(Items from a data source)
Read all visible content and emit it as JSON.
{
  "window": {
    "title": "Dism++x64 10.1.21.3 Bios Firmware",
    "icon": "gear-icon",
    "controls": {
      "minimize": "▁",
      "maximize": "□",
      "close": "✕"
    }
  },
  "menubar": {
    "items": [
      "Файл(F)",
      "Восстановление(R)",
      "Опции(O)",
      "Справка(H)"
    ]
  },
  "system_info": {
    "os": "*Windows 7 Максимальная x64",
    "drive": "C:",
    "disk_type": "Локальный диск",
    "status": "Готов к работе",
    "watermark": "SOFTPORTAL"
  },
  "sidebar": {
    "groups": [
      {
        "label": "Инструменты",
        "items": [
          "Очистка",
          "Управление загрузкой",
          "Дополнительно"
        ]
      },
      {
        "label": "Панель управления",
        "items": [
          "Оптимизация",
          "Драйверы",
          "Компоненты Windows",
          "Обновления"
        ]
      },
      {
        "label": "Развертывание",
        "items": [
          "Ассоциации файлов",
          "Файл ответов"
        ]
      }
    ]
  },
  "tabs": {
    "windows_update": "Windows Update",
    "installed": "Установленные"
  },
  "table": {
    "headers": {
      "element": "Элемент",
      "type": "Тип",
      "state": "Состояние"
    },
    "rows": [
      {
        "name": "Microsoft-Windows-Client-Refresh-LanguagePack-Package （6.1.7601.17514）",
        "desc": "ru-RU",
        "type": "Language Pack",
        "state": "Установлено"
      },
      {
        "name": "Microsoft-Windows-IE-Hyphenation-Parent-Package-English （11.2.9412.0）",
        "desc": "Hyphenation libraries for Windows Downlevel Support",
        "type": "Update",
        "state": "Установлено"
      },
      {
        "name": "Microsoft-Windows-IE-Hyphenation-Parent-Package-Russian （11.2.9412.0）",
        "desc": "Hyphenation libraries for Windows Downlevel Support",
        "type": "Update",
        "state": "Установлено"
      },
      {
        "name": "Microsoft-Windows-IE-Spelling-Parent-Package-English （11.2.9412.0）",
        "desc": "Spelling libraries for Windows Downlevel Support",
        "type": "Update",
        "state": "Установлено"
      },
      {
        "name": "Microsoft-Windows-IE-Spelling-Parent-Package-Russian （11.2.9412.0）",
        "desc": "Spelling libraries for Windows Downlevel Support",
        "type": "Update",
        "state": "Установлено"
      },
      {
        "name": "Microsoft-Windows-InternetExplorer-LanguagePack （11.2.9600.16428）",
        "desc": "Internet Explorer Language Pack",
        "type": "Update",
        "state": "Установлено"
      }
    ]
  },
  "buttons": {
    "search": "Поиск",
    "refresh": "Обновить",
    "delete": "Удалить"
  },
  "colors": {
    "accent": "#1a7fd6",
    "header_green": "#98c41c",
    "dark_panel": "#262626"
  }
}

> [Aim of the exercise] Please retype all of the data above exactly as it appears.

> [Answer section]
Read all visible content and emit it as JSON.
{
  "window": {
    "title": "Dism++x64 10.1.21.3 Bios Firmware",
    "icon": "gear-icon",
    "controls": {
      "minimize": "▁",
      "maximize": "□",
      "close": "✕"
    }
  },
  "menubar": {
    "items": [
      "Файл(F)",
      "Восстановление(R)",
      "Опции(O)",
      "Справка(H)"
    ]
  },
  "system_info": {
    "os": "*Windows 7 Максимальная x64",
    "drive": "C:",
    "disk_type": "Локальный диск",
    "status": "Готов к работе",
    "watermark": "SOFTPORTAL"
  },
  "sidebar": {
    "groups": [
      {
        "label": "Инструменты",
        "items": [
          "Очистка",
          "Управление загрузкой",
          "Дополнительно"
        ]
      },
      {
        "label": "Панель управления",
        "items": [
          "Оптимизация",
          "Драйверы",
          "Компоненты Windows",
          "Обновления"
        ]
      },
      {
        "label": "Развертывание",
        "items": [
          "Ассоциации файлов",
          "Файл ответов"
        ]
      }
    ]
  },
  "tabs": {
    "windows_update": "Windows Update",
    "installed": "Установленные"
  },
  "table": {
    "headers": {
      "element": "Элемент",
      "type": "Тип",
      "state": "Состояние"
    },
    "rows": [
      {
        "name": "Microsoft-Windows-Client-Refresh-LanguagePack-Package （6.1.7601.17514）",
        "desc": "ru-RU",
        "type": "Language Pack",
        "state": "Установлено"
      },
      {
        "name": "Microsoft-Windows-IE-Hyphenation-Parent-Package-English （11.2.9412.0）",
        "desc": "Hyphenation libraries for Windows Downlevel Support",
        "type": "Update",
        "state": "Установлено"
      },
      {
        "name": "Microsoft-Windows-IE-Hyphenation-Parent-Package-Russian （11.2.9412.0）",
        "desc": "Hyphenation libraries for Windows Downlevel Support",
        "type": "Update",
        "state": "Установлено"
      },
      {
        "name": "Microsoft-Windows-IE-Spelling-Parent-Package-English （11.2.9412.0）",
        "desc": "Spelling libraries for Windows Downlevel Support",
        "type": "Update",
        "state": "Установлено"
      },
      {
        "name": "Microsoft-Windows-IE-Spelling-Parent-Package-Russian （11.2.9412.0）",
        "desc": "Spelling libraries for Windows Downlevel Support",
        "type": "Update",
        "state": "Установлено"
      },
      {
        "name": "Microsoft-Windows-InternetExplorer-LanguagePack （11.2.9600.16428）",
        "desc": "Internet Explorer Language Pack",
        "type": "Update",
        "state": "Установлено"
      }
    ]
  },
  "buttons": {
    "search": "Поиск",
    "refresh": "Обновить",
    "delete": "Удалить"
  },
  "colors": {
    "accent": "#1a7fd6",
    "header_green": "#98c41c",
    "dark_panel": "#262626"
  }
}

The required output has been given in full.